Meet John Beh, the founder of Wired Music Week (WMW).
Wired Music Week was founded by Malaysia-based John Beh, who launched RBRN IDEAS with the idea of hosting WMW to improve the current music industry in Asia by discovering and helping a younger generation of talent unravel the local and global music industry.
With the first edition of Wired Music Week taking place in May earlier this year, it was evident that the mind behind WMW means business. Armed with an endless wealth of hope and aspirations for the future of dance music in Southeast Asia, we decided to pick John's brain on what led to the creation of WMW, what to expect from WMW 2019 and more.
Check out the complete interview below.
Earlier in May, you held the first ever Wired Music Week. For those who are new to the concept, how would explain what WMW is?
It's Asia’s Largest Electronic Music Conference + Festival! WMW is a one-stop hub for music enthusiasts to learn, network, develop, and advance as a community. The concept and ideology behind this was formed by a cross-cultural enthusiasm of the WMW Foundation passionate about the music industry and its growth. We aim to provide budding and experienced musicians with not just a discussion forum at site, but also serves as an essential opportunity for industry colleagues to meet, do business and most of all, have fun!
What led to your decision to create a conference like this?
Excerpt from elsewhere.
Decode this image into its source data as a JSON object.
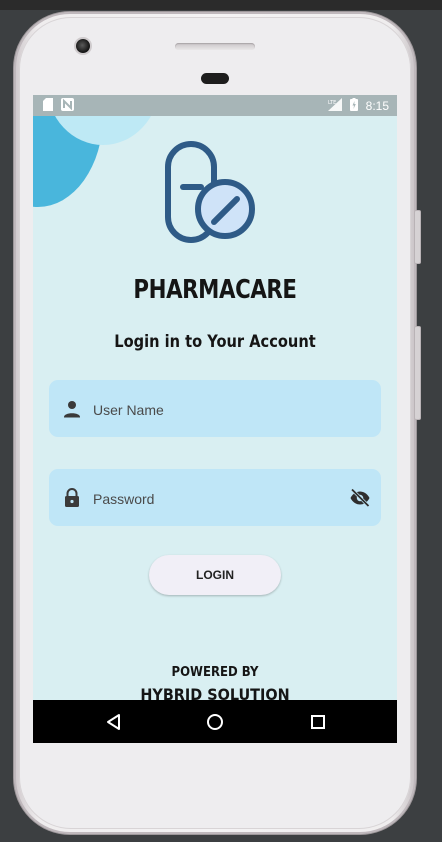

Over the past few years venturing in the music scene, I have realized that there's a significant difference between the Western and Asian culture entertainment industry. It saddens me to see the lack of willingness in the sharing economy and business models among the Asia community despite those who have achieved great success. One of my goals and determination in creating a platform like this is to bring a better sense of togetherness in uplifting each other and the spirit of motivating those who are passionate in this field. We hope that through Wired Music Week, it empowers and give chances for change to more seasoned artists and music producers in the field to share their knowledge with budding musicians starting off.
What do you hope to achieve with Wired Music Week?
WMW hopes to be a core platform in providing a solid foundation for a sustainable career in the modern music scene, especially for budding artists and anyone who would like to step foot into the modern music and entertainment industry. Although it is known to many that the Western scene is more of a seasoned veteran in the electronic music field, we hope that through WMW, Asia will have a more solid stance in advancing and forming our own music hub. As each country has their own unique sound, we hope that artists and music enthusiasts across Asia get a better opportunity to share their own music style, culture, and uniqueness; using WMW as a stepping stone in connecting cross-cultural differences of this industry to the world.
Why do you think it’s necessary to bridge the gap between the music industry and the fans?
As I, myself started in the music & entertainment industry years ago, it was really my curiosity that drew me to realize my passion in this industry. This set me off with the determination to create a space where fans and artists are able to connect to a certain level. I feel that it is important for people to enjoy the music and fun, however, it is also vital for them to understand that all these come from hard work and effort put in by the artists themselves. There has always been an unspoken barrier that separates music artists and their fans and I believe that WMW will be a start of something pleasant for them to connect at a more feasible level and in learning more about each other.
Having been in the industry for as long as you have, you’ve probably heard the rumors of EDM dying, especially in America. What are your thoughts on that, and how do you see Asia as a market for the future of EDM?
EDM is not a standalone genre. It’s a big umbrella that holds many sub-genres, basically anything produced using electronic sounds and instruments is counted as EDM. I wouldn’t say that EDM is dying. No music genre will really fade away completely. Ironically, I feel that they go through phases of their own ups and downs at different times. The music genre in Asia itself is very much influenced by the Western culture, so I believe that it will see the rise and bumps that this specific genre will experience.
With the recent and incredibly necessary surge of mental health awareness, will Wired Music Week be participating in supporting the cause during its flagship event in Kuala Lumpur next year? And if so, how?
For sure! WMW is all about educating people and being transparent in this field. Although in Asia this has not been one of the more prominently talked about subjects, we feel that it is important to highlight this matter and bring it into the public eye’s awareness. Many artists tour heavily and are apart from their families and loved ones, and there are some who are facing financial issues of their own; these are the darker sides of the music realm that many do not see. You may expect to involve yourself with our panel discussions hosted by regional and international speakers to learn more about the cause, effect, and solutions of this issue.
Wired Music Week will be return on a larger scale next year. Apart from what was seen this year, what else do you have in store for attendees?
WMW in March 2019 will be up-ing its game by bringing in even more artists, speakers, and significant panelists to the conference. There will definitely be a side of fun activities and games to balance out the serious educational portion as well. You’ll just have to stay tuned and see what we have installed for you! Phase 1 ticket sales have also rolled out, so don’t miss that, get your passes now!
Wired Music Week 2019 is set to take place in Kuala Lumpur, Malaysia from 7 to 10 March 2019. Get your tickets to the conference and festival here.